* _WHAT TO WORK ON_
Find every line in the records below that contains "Stream", and copy it.

* _TASK DATA_
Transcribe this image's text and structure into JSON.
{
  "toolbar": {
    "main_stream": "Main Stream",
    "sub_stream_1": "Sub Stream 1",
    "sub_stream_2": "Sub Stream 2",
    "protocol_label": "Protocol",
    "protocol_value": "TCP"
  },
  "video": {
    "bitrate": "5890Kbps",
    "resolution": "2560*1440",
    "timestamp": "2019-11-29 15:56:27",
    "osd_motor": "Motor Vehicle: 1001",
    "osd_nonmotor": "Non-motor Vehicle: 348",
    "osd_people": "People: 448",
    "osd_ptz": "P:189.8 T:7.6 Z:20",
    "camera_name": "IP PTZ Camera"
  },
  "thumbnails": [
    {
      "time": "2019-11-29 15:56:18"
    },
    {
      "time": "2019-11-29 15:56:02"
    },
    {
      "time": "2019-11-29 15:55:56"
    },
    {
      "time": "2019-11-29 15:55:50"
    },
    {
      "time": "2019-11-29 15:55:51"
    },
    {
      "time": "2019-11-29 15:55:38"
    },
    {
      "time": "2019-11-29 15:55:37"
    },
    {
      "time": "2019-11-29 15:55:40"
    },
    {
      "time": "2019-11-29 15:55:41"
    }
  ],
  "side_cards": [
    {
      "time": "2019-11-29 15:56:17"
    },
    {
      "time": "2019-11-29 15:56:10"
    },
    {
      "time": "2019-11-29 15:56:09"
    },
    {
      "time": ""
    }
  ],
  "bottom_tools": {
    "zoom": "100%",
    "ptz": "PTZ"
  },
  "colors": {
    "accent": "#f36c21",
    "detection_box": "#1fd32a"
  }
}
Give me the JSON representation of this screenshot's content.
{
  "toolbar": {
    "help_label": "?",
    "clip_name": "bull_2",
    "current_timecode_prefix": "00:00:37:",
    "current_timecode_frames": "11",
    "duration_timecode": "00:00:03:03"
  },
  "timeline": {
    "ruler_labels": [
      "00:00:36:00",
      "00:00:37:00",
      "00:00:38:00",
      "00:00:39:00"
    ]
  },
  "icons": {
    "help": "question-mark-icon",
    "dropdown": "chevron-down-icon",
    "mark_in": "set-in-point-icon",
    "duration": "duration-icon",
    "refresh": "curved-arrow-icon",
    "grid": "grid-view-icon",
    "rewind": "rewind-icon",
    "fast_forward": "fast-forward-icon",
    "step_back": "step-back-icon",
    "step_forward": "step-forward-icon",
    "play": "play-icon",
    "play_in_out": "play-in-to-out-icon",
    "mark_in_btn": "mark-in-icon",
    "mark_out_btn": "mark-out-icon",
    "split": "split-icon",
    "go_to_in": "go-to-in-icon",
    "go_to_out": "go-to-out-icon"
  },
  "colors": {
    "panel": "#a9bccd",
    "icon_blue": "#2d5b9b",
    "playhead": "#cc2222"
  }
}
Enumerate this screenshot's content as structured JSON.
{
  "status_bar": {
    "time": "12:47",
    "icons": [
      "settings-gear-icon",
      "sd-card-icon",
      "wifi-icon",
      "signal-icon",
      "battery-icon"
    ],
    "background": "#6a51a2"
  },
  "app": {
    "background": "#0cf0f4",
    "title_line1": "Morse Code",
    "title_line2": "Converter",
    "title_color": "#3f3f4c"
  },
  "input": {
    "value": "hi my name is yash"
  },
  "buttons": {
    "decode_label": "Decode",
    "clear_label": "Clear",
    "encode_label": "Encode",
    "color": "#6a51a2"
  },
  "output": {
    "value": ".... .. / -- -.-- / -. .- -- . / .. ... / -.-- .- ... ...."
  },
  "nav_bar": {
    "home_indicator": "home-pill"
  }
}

* _TASK SOLUTION_
    "main_stream": "Main Stream",
    "sub_stream_1": "Sub Stream 1",
    "sub_stream_2": "Sub Stream 2",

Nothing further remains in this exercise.